Firstly, I have a personal curiosity for the lure of Tallulah Bankhead. I haven’t seen many of her films but her raspy-voiced confidence and strong screen presence is rather appealing. She immediately comes across as a woman who can hold her own in any situation, and certainly with men. Which is why it is all the more compelling when she demonstrates her authentic portrayal of a flawed character with vulnerabilities. In this film, she does not disappoint.
I appreciated the dynamics between Mr. and Mrs. Carlyle. She is self-aware of her own weaknesses, and there is no doubt of the challenges in their differences. But there is a gentle kindness and respect within their marriage. Evidence of the strength of their relationship is tested and proven by a climatic conclusion via a courtroom trial.
Symbolisms and themes are sprinkled in: racial stereotypes, sex, cheating, secrets, gambling and other addictions, debt and financial woes, domination, misogyny, objectifying, manipulation, and psychopathic violence. I must say the branding scene was uniquely shocking, even for a Pre-Code.
I own a DVD of this film, as part of my Universal Backlot series, Pre-Code Hollywood Collection. Fortunately, I was delighted to discover a free copy on YouTube. Be aware that this is a remake. There are two silent film versions of this movie; with one considered to be lost, and the other directed by Cecile B DeMille in 1915. I encourage you to explore this unusual film, should you steel yourself in preparation for the creepy perversity, and share your thoughts with me here!

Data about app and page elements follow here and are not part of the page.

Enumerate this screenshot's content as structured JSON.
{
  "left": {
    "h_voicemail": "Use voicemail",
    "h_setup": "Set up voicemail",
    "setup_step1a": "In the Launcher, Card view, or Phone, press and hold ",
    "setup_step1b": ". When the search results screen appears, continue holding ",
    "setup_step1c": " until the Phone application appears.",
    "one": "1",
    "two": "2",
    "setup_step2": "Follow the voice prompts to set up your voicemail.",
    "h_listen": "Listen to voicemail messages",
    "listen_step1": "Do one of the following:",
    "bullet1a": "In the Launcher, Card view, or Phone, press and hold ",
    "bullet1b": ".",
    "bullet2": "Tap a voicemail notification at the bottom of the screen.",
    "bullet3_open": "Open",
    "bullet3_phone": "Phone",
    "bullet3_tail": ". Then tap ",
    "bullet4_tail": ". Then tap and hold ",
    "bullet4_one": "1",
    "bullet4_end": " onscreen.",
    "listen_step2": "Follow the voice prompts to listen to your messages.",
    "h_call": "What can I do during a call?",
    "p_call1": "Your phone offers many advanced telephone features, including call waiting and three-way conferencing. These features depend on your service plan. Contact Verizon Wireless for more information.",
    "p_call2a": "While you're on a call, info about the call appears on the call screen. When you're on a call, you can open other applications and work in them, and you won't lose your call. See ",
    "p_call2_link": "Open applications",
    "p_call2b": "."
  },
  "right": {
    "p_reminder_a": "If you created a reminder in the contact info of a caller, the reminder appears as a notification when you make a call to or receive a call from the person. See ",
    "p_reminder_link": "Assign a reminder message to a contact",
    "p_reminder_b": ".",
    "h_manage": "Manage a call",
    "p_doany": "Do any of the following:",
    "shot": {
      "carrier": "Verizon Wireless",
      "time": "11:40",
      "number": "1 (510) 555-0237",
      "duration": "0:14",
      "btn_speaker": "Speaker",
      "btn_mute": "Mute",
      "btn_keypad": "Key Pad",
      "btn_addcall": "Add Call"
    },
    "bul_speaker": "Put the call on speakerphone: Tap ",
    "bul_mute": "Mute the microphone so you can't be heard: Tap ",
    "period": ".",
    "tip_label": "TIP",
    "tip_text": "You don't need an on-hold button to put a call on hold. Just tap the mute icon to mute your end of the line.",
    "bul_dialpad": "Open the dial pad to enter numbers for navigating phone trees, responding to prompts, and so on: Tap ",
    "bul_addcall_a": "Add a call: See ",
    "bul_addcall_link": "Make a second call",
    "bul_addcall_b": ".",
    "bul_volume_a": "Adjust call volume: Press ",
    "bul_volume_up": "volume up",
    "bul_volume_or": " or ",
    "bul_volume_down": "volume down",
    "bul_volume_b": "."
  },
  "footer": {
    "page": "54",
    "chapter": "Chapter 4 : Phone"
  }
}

–Kellee Pratt for Classic Movie Hub
When not performing marketing and social media as her day gig, Kellee Pratt writes for her own classic film blog, Outspoken & Freckled (kelleepratt.com). Kellee teaches classic film courses in her college town in Kansas (Screwball Comedy this Fall). Unapologetic social butterfly, she’s an active tweetaholic/original alum for #TCMParty, member of the CMBA, Social Producer for TCM (2015, 2016), and busy mom of four kids and 3 fur babies. You can follow Kellee on twitter at @IrishJayHawk66